Working as a freelancer has its advantages, but also carries a lot of uncertainties. It’s not easy to plan your activities and balance all the projects you work on. CJR wanted to make it easier for the photographers to focus on publications worth working for. They talked to 30 freelance photojournalists, who revealed some of the best publications photographers can work for. They discussed the topics of pay, of course, but other important ones as well, like the relationships with editors and respect for photography. In terms of all these aspects, freelancers recommended six best outlets, as well as some honorable mentions.
The Washington Post

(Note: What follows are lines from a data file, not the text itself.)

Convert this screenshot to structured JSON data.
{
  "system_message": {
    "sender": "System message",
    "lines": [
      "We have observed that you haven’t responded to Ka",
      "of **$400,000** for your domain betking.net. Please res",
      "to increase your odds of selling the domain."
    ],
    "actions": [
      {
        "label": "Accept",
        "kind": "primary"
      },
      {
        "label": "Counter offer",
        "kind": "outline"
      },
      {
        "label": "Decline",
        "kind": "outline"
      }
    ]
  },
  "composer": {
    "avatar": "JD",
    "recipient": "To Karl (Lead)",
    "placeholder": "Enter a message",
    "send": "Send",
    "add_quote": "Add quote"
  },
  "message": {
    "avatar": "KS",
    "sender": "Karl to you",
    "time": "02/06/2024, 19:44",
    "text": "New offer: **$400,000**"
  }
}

According to the multiple freelancers, The Washington Post pays a daily rate of $350. They have a respect for photography and good relationship to their photojournalists.
With this publication, the day rate varies. The reported rate ranges from $500 a day to $1000 for those assigned to conflicts. Harper’s is willing to take unconventional stories and have a high respect for photography.
Like Harper’s Magazine’s, the daily rates of National Geographic magazine and website also vary. It ranges from $500 to $650, and there’s a possibility for higher rates at conflict zones. At the same time, National Geographic Traveler pays $425.
As you already know, NatGeo is famous for their reliance on photography, and one of the freelancers shares the fact that they also have a good relationship with their photojournalists.
According to multiple freelancers, CNN’s daily rate is $650, plus $150 for post-processing. They pay more than most newspapers, which is what freelance photojournalists particularly like about them. Also, they support the artistic vision of photographers.
The Wall Street Journal
This publication pays the photojournalists $400 a day, and they typically cover expenses. Also, they know how to communicate with freelancers and give good directions.
The New York Times
The New York Times has recently increased their daily rates, and instead of $200, they now pay $450, or $300 for shoots that don’t meet the full-day requirement. Although most photojournalists don’t consider their daily rate as good, most of them loved working with the Times’ editors.
Several publications didn’t make it to the list of top six, but they deserve to be mentioned. Many freelancers also endorsed Bloomberg Businessweek, Time, and AARP.
We only did a recap of CJR’s article, with some of the most essential information. You can find more details on their website, so make sure to check it out.
As I mentioned in the article about the New York Times’ rate increase, I come from a different background with lower standard, and all these numbers seem unthinkable to me. But regardless of the salary, it’s also important to have a pleasant working environment and the editors who appreciate your creative vision. So, if there are freelance photojournalists among our readers, I would love to hear your experiences. Have you shot for any of these publications? What was it like for you? Which publications would you add to the list? Feel free to express your thoughts in the comments below.